On Wed, Dec 08, 1999 at 01:27:59PM -0800, Robert J. Bradbury wrote:
> Its on my todo list to re-examine this but the priority is
> rather low. What you really want for this is self-assembly
> (no nanotech required). Then you use the laser-boost
> approach NASA is working on to launch self-assembling
> intelligent-bricks into near-earth-orbit. When you start
> being able to launch 1-10kg hunks into orbit at high
> frequency without any rockets and have a resonable amount
> of intelligence on those pieces then the game gets very
> different. If you really wanted to assemble a Mars
> shipment, this would be the way to do it.
Cough, cough ...
Laser boost requires (a) honking great big lasers, and (b) reliability. Neither of these has been demonstrated on the scale required -- not saying it's impossible, but we're at 1901 Lilienthal glider stage and discussing what we can do with a DC-3.

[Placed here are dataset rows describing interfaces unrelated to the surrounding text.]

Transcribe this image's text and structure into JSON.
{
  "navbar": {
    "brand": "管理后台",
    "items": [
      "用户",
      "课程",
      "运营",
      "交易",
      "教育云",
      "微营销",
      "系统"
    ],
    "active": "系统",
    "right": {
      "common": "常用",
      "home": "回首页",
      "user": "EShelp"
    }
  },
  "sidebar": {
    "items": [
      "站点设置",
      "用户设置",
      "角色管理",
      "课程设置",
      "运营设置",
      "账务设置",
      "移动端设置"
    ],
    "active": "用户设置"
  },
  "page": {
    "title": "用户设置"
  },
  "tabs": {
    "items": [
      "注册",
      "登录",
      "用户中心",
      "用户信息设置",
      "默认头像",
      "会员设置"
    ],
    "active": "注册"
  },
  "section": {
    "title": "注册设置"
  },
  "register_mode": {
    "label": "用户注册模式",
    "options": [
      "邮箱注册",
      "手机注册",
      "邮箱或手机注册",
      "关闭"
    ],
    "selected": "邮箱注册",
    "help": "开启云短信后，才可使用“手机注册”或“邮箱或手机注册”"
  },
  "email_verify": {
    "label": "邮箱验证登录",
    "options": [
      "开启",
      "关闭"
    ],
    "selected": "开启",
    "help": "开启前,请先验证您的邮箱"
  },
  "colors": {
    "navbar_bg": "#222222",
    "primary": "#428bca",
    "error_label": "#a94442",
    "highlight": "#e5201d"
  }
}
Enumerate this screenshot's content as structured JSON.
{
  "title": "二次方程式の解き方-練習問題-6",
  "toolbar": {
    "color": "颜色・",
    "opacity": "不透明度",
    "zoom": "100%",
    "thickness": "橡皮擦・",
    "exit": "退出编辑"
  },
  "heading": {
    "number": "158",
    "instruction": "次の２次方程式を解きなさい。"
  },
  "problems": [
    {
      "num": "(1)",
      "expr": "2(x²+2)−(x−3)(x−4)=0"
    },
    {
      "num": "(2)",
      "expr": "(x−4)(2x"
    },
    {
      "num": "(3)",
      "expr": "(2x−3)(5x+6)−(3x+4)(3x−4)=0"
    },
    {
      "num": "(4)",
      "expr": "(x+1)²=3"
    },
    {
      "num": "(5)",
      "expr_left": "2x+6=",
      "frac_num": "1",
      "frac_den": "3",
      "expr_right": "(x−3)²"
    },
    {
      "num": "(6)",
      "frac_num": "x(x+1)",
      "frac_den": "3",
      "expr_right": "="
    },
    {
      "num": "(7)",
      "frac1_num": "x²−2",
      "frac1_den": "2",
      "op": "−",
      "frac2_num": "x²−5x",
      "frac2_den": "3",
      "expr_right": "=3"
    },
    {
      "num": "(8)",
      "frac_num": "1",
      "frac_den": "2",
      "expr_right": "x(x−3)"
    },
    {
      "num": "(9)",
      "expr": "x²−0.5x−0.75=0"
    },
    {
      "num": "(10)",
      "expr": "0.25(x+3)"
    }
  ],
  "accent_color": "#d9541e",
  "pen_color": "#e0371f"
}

Why not go the tried and tested route and steal a leaf from Gerald Bull's book?
Yes, explosive-powered guns look crude and old-fashioned. But they're also a _practical_ technology, even with 1980's tech. Before Bull was assassinated he'd designed and ordered the supergun test item for Project Babylon; we have no reason to believe it wouldn't have worked, given Bull's history (as probably the pre-eminent artillery designer of the 20th century, and an expert on the hypersonic aerodynamics of ballistic re-entry vehicles -- he helped design the Minuteman-III and Titan-II RV's).
It's worth noting that Bull's design _wasn't_ a pure gun -- it was a discarding-sabot high-velocity cannon designed to launch a very simple two-stage solid-fuel rocket. The goal was to ultimately be able to put a robust 100Kg payload into orbit every 90 minutes. This sounds to me a lot like a 1Kg intelligent brick every minute, and it was feasible any time from the mid-seventies on. (Anyone else remember Project HARP?)